Thesis projects can seem daunting at best, and Amy is no stranger to this feeling. To anyone feeling overwhelmed by their project or unsure where to start, she assures,

“Honestly, it was terrifying starting out. I'd never done original research beyond my middle school science projects. I didn't know a thing about the university research world. Dr. Coyne has been the best mentor because she really helped me get comfortable not knowing what I'm doing and just continuing to put in the effort to learn. She remembers what it was like doing research for her honors thesis for the first time, and she's done a lot to help me transition smoothly and also learn how to do each part on my own.
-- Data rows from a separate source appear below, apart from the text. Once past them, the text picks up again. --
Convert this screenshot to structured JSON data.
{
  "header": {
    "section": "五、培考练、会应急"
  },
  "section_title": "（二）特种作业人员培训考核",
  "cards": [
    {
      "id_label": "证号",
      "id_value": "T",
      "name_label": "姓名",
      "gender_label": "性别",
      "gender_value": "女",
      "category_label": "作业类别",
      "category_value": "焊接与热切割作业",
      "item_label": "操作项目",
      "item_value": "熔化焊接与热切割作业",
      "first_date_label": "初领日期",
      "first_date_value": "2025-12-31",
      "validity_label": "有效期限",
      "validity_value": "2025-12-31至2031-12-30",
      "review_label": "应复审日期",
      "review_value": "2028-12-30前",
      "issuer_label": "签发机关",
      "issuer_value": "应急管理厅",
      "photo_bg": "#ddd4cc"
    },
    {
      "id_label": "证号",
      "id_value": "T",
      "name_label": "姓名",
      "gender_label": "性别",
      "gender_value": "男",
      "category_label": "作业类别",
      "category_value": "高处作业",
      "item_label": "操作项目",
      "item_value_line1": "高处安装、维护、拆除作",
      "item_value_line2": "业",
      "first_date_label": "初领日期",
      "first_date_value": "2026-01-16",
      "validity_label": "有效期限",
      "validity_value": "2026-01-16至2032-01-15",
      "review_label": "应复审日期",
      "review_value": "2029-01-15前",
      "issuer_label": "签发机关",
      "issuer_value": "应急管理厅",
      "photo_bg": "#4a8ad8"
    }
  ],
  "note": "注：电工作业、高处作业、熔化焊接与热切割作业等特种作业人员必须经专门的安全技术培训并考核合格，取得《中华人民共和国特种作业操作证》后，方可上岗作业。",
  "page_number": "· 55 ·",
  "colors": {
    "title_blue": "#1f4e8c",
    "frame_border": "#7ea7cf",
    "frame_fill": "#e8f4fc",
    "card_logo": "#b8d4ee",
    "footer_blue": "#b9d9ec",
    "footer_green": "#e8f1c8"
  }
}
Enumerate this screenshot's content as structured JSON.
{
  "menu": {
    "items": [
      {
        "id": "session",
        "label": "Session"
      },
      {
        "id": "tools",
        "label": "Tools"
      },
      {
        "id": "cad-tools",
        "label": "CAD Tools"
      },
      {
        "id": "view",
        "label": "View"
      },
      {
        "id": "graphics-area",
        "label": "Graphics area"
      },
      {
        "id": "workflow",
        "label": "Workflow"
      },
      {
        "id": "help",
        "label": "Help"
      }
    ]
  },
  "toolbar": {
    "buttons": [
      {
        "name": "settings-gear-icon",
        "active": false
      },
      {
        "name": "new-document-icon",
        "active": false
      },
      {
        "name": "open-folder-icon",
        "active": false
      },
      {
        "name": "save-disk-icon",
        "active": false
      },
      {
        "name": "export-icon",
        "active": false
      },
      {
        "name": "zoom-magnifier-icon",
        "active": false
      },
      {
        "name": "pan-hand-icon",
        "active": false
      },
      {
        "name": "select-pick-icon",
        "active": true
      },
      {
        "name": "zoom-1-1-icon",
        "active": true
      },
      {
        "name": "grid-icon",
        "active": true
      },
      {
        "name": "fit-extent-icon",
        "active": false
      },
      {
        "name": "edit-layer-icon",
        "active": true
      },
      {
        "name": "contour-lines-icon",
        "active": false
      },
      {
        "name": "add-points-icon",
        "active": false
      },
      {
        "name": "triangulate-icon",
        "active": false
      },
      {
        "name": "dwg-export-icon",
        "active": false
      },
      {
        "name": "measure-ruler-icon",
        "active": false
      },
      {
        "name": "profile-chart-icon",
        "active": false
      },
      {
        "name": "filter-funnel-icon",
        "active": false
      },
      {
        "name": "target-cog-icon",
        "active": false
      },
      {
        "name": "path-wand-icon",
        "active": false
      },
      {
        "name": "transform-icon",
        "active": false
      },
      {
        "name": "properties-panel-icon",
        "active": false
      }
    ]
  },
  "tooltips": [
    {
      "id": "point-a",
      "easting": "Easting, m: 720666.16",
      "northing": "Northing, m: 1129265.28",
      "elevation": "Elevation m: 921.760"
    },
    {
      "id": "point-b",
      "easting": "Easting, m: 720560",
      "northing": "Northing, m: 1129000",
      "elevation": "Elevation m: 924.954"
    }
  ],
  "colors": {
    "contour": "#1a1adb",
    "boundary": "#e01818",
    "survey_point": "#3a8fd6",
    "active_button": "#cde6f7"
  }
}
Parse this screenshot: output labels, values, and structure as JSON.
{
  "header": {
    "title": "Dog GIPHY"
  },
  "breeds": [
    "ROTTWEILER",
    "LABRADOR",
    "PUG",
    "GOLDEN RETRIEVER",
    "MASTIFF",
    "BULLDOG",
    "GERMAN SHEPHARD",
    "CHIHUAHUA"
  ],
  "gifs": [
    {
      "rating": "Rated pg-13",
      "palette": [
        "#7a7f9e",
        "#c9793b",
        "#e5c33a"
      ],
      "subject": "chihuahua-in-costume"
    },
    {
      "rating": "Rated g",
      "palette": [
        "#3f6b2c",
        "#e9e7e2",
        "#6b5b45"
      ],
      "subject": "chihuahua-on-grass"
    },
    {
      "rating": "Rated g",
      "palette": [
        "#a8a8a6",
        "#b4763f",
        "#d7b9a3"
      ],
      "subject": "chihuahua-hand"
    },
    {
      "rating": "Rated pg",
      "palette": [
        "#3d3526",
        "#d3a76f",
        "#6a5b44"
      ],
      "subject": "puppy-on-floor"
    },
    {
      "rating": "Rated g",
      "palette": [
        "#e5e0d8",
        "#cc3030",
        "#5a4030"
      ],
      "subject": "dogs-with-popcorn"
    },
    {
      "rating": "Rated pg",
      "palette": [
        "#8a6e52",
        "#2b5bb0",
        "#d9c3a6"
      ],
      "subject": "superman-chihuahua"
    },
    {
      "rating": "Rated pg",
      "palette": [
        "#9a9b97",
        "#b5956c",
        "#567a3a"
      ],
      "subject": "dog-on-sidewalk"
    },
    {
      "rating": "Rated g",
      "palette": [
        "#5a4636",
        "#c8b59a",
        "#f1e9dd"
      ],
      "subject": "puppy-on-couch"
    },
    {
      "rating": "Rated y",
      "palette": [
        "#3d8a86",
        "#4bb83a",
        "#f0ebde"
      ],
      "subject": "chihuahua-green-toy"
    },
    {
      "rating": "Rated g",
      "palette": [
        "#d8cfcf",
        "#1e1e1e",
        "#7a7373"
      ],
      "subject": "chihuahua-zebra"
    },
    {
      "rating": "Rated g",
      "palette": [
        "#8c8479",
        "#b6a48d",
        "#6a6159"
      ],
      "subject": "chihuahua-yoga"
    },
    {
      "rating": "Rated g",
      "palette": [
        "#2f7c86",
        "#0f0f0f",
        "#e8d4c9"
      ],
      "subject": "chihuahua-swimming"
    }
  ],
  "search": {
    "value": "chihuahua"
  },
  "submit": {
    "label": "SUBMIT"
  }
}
My tip would be to find a fantastic mentor like Dr. Coyne. With the right mentor, you'll feel less like an imposter and more like a work in progress. Undergraduate research feels really intimidating, but it doesn't need to be. I started working on finding a mentor months before I started working with Dr. Coyne because I knew it was going to be important to find the right person who both supported me in my goals and had the skills, experience, and willingness to help me get there.”

Amy is from Highland, Utah and is the oldest of three kids. She loves hiking, camping, and paddle boarding. She and her husband recently adopted a dog named Scooter who is quite the busy body. When not with her husband or Scooter, Amy spends most of her time in the throes of thesis research. Her hobbies include signing up for projects that she doesn’t know how to do and floundering until she figures it out. She works for the International Center for Law and Religion Studies at the law school as their photographer and videographer. She grew up playing with cameras, so her decision to major in Journalism came naturally. She is planning to pursue graduate school to study media psychology while her husband completes his doctorate of physical therapy.

This year, Amy was recognized as a 2021 Statesmanship and Religious Freedom Fellow at the Museum of the Bible and the Religious Freedom Institute in Washington, D.C. She is a Monson scholar at BYU, and she served a mission from Jan 2018-July 2019. In 2017, she was selected as a finalist for the Regional Sterling Scholar Skilled & Technical Sciences Official Documentary Selection to the All-American Film Festival. Additionally, her “Amanda’s Wish” documentary with Make-a-Wish was a Selected Commercial during the 2017 Super Bowl LI. Her Commercial for Zero Fatalities on seatbelt use aired on Western markets in 2017 as well. Amy is a 2017 AXA Achievers Scholar, PMI Scholar & Presenter, Burger King Scholar, and Comcast Scholar.